WHAT THE TASK ASKS:
Each line below that contains the word "temp" must be copied.

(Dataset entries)
☆ ☆ ☆ ☆ ☆

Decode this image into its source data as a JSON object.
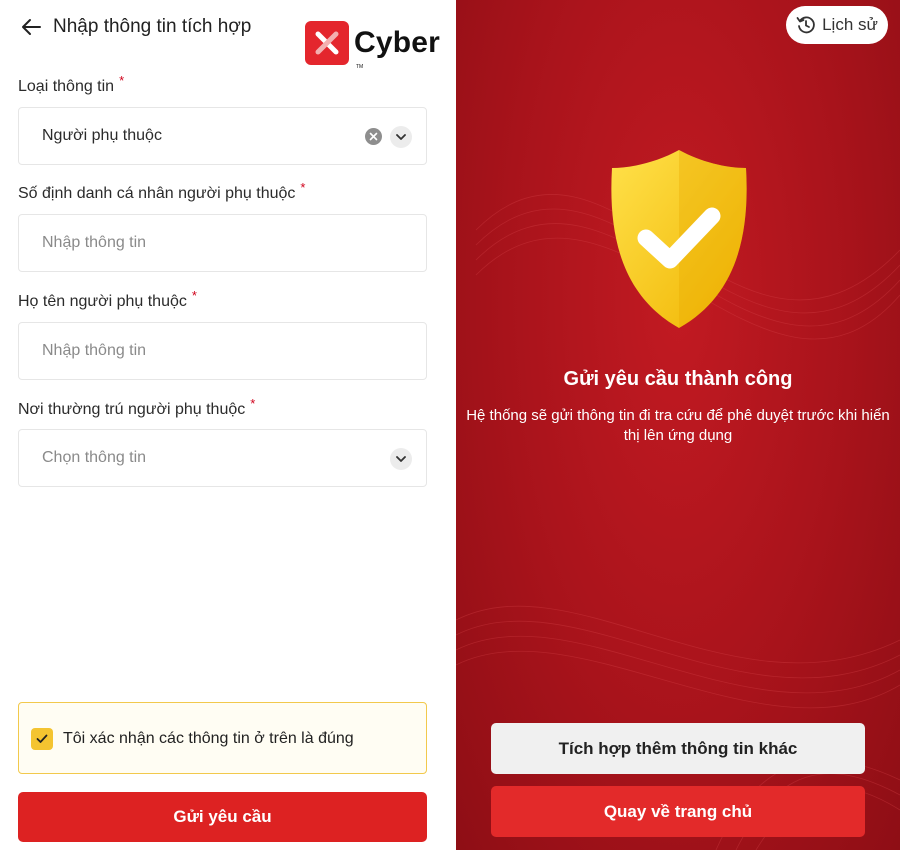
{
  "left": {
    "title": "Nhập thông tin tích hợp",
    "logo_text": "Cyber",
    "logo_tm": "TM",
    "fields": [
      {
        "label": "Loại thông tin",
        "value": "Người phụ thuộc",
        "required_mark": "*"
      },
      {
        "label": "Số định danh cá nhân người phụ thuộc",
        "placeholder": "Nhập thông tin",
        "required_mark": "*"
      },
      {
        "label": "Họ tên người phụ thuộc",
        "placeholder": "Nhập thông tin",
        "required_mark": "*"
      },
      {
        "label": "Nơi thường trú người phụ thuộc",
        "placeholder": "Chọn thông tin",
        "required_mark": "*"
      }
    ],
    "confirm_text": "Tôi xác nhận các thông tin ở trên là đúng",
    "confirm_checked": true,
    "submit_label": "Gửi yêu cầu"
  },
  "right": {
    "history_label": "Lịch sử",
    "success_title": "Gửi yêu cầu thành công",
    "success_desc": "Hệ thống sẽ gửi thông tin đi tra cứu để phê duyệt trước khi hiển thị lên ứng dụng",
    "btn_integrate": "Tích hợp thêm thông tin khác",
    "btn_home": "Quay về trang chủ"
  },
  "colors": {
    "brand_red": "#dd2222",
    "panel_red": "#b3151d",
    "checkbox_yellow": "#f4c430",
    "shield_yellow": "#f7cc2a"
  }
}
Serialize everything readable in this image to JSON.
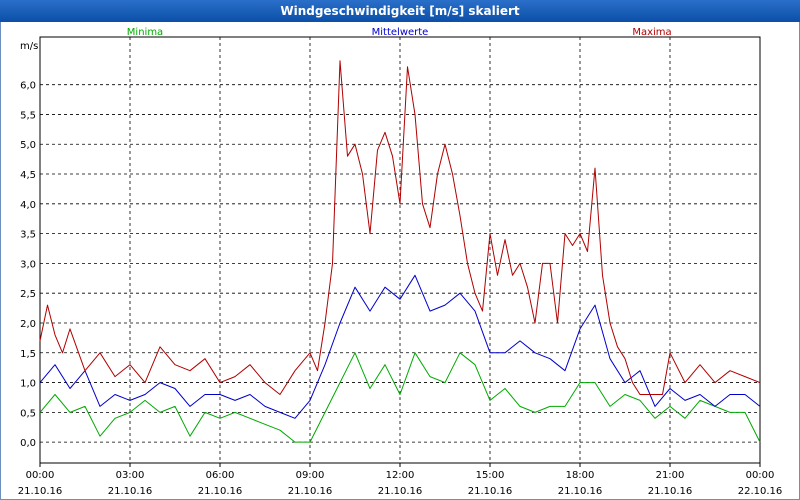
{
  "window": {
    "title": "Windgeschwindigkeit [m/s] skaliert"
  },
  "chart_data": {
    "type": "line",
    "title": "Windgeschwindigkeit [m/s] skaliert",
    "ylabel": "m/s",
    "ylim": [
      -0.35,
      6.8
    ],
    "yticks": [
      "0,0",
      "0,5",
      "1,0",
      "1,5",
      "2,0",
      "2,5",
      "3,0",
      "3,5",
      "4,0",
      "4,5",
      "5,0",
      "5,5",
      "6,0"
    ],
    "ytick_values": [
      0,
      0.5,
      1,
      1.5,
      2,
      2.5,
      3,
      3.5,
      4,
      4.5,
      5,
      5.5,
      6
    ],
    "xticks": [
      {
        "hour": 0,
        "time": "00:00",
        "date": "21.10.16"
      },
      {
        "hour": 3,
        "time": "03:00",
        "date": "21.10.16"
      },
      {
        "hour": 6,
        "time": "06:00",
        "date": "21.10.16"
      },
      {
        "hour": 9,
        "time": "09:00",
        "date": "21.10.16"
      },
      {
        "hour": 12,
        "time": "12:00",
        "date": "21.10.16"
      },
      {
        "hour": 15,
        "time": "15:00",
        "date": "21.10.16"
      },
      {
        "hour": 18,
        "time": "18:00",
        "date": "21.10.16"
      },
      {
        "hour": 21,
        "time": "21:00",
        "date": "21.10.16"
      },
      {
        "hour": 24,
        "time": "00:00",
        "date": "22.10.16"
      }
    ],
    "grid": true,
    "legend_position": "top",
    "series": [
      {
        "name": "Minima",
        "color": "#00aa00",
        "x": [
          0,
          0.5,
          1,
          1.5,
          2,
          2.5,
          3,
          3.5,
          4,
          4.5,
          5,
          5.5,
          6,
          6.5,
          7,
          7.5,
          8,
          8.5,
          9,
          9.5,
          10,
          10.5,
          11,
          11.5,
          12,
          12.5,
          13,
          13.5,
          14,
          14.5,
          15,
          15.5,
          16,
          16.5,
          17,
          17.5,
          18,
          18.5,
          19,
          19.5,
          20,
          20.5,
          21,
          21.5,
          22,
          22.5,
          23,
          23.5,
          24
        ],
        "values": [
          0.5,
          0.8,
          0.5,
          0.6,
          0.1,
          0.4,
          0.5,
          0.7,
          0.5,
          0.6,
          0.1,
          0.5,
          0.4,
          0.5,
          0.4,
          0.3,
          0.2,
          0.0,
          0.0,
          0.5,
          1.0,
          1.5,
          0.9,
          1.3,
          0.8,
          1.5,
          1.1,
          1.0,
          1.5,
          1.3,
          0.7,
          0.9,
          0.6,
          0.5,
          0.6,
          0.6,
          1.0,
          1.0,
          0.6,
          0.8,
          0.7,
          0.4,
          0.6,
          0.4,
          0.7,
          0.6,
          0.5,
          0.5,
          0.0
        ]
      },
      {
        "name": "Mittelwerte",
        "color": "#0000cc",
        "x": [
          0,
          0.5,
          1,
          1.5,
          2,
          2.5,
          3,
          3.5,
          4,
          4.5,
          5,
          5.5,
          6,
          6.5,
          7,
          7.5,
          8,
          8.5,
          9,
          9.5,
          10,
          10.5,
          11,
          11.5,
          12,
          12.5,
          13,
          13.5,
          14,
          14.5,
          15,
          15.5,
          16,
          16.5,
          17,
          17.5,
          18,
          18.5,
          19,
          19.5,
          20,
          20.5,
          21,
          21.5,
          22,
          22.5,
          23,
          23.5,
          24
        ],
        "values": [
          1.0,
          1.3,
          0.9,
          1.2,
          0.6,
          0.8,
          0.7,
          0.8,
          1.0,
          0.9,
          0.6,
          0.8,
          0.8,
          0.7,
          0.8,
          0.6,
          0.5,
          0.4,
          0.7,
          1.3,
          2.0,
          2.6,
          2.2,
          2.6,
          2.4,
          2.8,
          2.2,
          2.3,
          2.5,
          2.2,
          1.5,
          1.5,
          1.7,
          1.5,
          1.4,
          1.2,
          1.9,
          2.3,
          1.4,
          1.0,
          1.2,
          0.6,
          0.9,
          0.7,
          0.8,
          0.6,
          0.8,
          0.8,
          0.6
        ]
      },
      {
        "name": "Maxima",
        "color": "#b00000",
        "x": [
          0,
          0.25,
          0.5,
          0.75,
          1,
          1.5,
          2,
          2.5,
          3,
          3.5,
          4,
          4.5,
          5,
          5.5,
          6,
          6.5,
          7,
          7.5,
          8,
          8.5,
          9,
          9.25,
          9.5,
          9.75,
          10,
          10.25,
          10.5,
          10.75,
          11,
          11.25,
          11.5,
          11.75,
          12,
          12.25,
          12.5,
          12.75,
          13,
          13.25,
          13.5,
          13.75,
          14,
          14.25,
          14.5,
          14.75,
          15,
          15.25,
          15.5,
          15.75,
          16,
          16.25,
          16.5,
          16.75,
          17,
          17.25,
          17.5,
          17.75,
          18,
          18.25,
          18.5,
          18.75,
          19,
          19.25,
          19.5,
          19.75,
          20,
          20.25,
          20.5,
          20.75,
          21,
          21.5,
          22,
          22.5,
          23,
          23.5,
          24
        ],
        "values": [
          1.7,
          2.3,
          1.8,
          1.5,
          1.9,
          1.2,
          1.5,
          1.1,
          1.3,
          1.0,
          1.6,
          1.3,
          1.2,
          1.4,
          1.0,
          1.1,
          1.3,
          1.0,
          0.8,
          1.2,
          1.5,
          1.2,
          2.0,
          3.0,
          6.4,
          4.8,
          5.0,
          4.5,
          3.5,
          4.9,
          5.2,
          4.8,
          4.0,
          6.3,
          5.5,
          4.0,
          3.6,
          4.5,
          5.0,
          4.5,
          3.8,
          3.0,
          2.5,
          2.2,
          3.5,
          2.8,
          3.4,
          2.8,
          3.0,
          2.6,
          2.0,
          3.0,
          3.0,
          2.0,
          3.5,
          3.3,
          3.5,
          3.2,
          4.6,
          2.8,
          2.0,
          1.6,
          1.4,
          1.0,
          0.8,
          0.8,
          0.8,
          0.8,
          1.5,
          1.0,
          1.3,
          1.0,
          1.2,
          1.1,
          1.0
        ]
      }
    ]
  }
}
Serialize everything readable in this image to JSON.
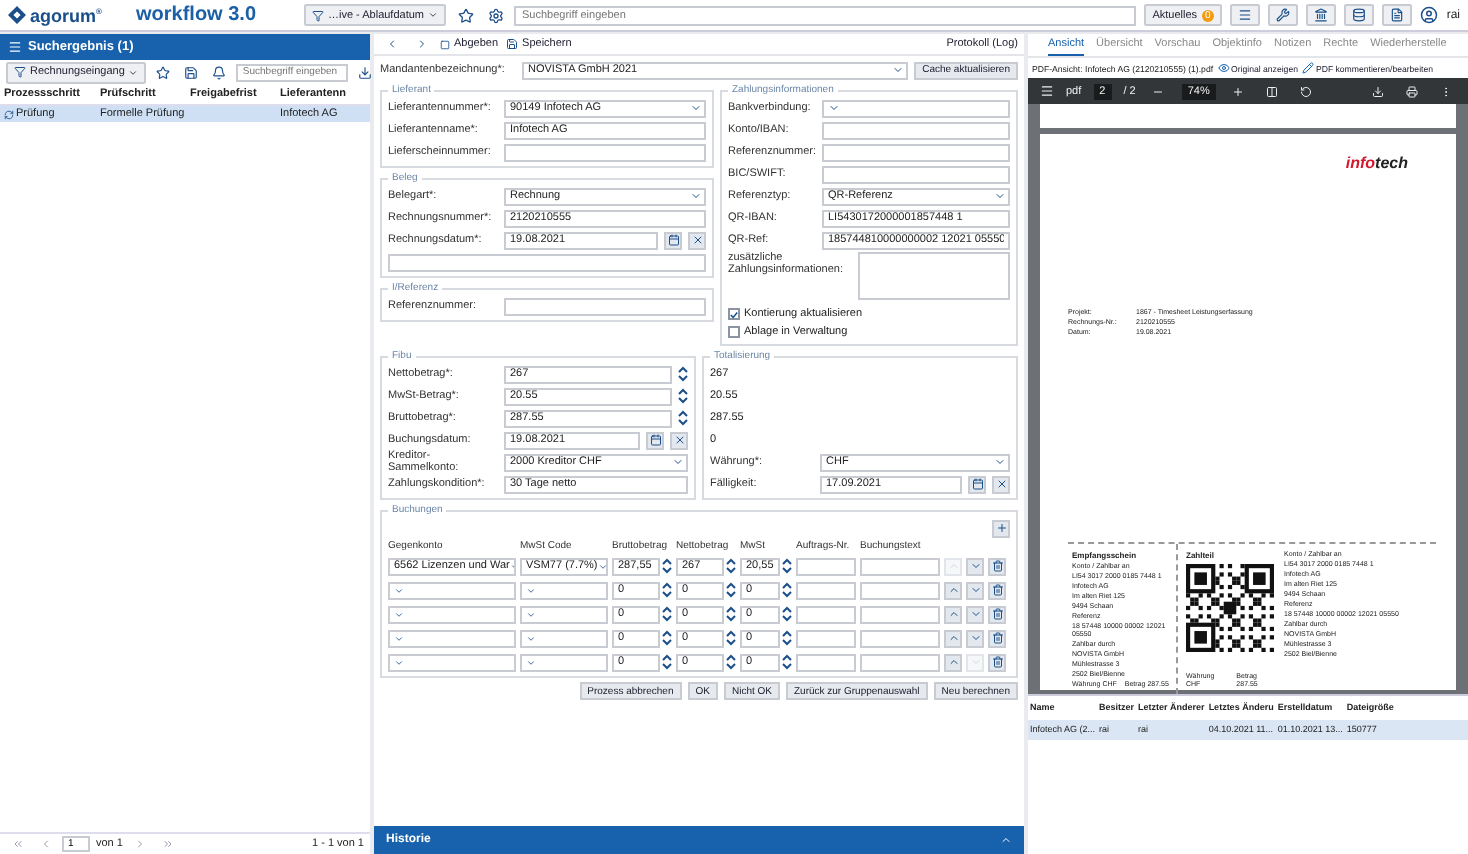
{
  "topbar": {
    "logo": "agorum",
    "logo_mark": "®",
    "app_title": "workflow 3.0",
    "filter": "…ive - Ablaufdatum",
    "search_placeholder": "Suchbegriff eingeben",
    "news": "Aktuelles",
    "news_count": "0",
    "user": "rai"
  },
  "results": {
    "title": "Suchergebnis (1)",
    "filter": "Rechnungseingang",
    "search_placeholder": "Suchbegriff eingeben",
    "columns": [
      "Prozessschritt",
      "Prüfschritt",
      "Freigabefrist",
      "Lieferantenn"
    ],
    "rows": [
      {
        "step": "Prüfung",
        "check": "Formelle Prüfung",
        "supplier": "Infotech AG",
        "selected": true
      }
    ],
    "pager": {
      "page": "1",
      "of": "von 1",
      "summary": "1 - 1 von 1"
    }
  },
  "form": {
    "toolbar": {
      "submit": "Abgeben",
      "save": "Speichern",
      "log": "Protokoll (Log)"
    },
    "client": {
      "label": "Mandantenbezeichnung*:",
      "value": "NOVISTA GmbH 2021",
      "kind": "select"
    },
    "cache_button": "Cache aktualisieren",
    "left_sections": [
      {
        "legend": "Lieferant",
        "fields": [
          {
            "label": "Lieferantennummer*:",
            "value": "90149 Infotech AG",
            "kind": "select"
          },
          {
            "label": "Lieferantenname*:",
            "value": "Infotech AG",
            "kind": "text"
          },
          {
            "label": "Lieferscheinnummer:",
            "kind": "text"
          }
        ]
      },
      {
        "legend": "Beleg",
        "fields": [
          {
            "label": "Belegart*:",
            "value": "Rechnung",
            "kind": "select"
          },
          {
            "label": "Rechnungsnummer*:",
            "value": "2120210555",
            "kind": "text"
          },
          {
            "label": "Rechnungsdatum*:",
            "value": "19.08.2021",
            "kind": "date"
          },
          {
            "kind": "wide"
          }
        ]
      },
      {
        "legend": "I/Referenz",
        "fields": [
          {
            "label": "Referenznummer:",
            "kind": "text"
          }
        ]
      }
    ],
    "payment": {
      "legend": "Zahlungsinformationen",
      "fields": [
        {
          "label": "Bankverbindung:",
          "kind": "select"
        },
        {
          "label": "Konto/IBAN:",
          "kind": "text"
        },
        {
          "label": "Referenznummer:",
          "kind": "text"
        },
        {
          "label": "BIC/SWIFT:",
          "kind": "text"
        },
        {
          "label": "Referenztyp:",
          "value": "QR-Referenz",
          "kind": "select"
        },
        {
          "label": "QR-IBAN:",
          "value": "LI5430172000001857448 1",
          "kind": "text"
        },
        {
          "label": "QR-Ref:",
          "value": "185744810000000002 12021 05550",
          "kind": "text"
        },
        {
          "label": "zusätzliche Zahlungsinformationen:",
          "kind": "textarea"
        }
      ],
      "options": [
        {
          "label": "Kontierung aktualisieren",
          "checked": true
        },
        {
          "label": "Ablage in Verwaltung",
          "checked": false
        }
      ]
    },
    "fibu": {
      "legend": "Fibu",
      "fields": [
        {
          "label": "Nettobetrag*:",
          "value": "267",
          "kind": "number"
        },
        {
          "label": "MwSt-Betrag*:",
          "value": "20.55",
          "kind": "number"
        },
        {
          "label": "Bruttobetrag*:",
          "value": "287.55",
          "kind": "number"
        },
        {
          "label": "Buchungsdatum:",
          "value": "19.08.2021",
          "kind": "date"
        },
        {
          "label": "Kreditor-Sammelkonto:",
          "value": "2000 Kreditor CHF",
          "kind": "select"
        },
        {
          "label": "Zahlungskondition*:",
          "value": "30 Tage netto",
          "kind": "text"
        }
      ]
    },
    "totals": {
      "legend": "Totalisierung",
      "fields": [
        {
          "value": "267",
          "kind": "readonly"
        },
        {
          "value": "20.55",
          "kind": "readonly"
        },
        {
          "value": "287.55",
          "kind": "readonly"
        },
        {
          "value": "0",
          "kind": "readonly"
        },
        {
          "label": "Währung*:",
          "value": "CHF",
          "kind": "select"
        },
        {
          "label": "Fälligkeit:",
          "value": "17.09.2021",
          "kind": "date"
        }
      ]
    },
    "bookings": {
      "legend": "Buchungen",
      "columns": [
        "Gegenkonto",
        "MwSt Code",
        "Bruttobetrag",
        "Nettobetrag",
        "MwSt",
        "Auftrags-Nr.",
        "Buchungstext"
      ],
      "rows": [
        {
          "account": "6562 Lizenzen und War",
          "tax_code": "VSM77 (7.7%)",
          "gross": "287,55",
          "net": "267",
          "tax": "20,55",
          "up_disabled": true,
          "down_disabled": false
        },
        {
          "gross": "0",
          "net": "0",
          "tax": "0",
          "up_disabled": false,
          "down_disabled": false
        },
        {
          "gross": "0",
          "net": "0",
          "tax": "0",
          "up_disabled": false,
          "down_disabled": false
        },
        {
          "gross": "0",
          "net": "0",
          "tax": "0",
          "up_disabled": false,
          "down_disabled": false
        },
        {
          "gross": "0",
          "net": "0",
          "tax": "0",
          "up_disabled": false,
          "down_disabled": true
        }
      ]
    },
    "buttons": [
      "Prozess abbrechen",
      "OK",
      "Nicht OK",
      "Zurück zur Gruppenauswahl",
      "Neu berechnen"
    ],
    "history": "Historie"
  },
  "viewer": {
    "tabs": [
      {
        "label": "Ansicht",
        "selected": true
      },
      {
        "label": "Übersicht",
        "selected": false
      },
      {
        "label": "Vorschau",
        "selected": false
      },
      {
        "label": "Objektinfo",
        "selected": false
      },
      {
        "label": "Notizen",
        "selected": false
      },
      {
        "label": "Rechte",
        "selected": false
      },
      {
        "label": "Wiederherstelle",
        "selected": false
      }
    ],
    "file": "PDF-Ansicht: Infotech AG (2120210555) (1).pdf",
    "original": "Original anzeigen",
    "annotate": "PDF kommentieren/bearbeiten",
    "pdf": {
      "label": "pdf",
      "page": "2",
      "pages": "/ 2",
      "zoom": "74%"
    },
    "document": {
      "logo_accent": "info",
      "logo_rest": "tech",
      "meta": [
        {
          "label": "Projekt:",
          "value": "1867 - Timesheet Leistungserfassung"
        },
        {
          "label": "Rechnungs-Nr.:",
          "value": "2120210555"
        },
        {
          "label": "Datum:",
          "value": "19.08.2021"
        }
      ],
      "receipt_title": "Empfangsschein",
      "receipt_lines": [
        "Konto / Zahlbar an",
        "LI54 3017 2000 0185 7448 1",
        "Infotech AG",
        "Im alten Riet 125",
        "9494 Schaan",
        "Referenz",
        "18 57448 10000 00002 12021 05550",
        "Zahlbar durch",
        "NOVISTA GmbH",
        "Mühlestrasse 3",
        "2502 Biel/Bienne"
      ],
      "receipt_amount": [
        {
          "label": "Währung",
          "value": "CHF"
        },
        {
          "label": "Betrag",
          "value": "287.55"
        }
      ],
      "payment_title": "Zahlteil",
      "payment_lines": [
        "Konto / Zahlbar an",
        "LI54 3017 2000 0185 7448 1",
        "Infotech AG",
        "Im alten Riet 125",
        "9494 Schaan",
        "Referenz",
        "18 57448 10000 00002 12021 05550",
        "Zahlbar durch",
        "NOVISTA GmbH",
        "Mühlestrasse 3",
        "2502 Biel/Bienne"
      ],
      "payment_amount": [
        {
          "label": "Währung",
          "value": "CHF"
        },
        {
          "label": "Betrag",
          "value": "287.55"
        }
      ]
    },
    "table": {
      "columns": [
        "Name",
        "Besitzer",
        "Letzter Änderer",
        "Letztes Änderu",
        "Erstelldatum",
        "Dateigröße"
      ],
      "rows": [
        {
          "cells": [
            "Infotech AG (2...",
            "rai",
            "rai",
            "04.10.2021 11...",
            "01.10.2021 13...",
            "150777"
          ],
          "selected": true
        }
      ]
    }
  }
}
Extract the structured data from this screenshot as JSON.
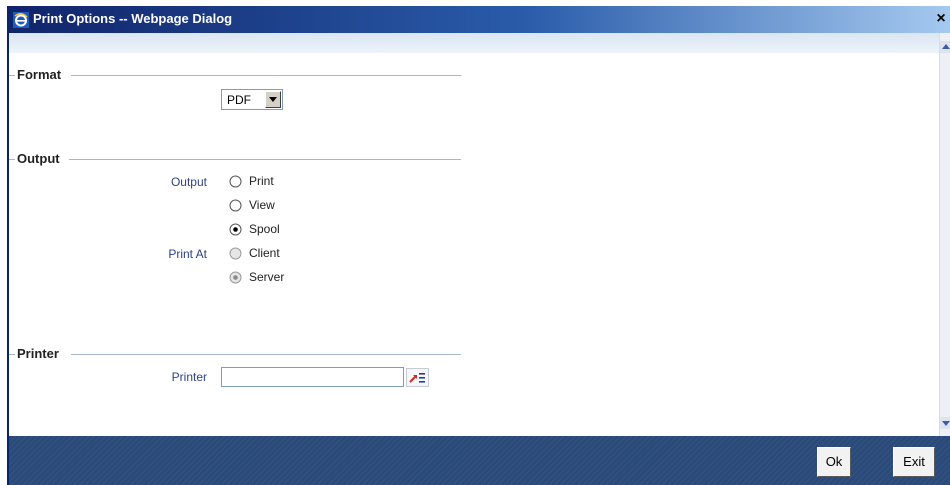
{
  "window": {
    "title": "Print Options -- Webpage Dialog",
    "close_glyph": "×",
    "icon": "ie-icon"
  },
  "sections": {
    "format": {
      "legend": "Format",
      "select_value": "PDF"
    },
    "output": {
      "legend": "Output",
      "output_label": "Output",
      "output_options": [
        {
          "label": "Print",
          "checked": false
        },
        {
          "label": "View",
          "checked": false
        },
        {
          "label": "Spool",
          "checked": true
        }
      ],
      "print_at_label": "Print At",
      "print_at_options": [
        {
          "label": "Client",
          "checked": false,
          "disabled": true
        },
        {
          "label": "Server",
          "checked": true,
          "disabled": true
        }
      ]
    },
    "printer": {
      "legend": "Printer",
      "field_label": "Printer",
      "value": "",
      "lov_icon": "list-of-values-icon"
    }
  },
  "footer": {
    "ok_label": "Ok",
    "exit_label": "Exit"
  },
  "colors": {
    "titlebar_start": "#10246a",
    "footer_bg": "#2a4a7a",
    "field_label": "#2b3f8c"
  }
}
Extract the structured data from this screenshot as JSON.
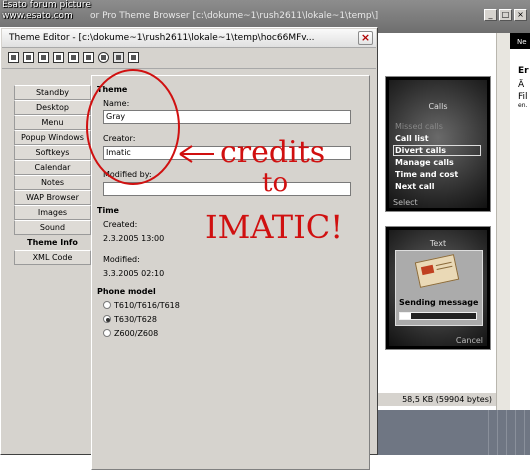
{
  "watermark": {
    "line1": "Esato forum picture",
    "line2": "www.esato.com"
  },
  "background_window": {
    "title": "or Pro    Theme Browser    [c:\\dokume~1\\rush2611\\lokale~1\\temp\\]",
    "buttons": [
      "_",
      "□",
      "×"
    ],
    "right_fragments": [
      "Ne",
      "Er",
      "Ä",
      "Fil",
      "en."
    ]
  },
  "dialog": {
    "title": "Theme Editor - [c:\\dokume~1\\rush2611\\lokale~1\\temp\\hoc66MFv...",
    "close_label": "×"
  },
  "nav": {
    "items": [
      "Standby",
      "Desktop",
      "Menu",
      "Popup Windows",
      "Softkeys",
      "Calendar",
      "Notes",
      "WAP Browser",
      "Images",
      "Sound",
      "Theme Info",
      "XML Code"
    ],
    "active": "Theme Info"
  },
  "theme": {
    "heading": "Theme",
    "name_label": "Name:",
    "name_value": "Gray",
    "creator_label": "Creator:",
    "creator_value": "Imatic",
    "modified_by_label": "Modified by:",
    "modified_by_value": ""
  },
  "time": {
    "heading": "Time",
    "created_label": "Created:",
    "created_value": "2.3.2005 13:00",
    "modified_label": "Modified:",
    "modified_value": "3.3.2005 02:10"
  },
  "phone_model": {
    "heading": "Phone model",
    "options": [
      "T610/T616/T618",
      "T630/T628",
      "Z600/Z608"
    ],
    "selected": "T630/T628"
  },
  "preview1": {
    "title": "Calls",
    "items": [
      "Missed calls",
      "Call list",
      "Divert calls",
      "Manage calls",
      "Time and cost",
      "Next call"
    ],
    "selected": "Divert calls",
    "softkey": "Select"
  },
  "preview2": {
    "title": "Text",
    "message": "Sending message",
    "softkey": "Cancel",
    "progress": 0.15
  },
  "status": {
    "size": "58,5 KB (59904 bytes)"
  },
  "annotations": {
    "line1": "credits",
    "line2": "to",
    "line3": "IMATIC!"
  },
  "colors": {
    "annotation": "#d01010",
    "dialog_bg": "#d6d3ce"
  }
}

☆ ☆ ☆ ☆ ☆

YOUR SOLUTION:
    "title": "or Pro    Theme Browser    [c:\\dokume~1\\rush2611\\lokale~1\\temp\\]",
    "title": "Theme Editor - [c:\\dokume~1\\rush2611\\lokale~1\\temp\\hoc66MFv...",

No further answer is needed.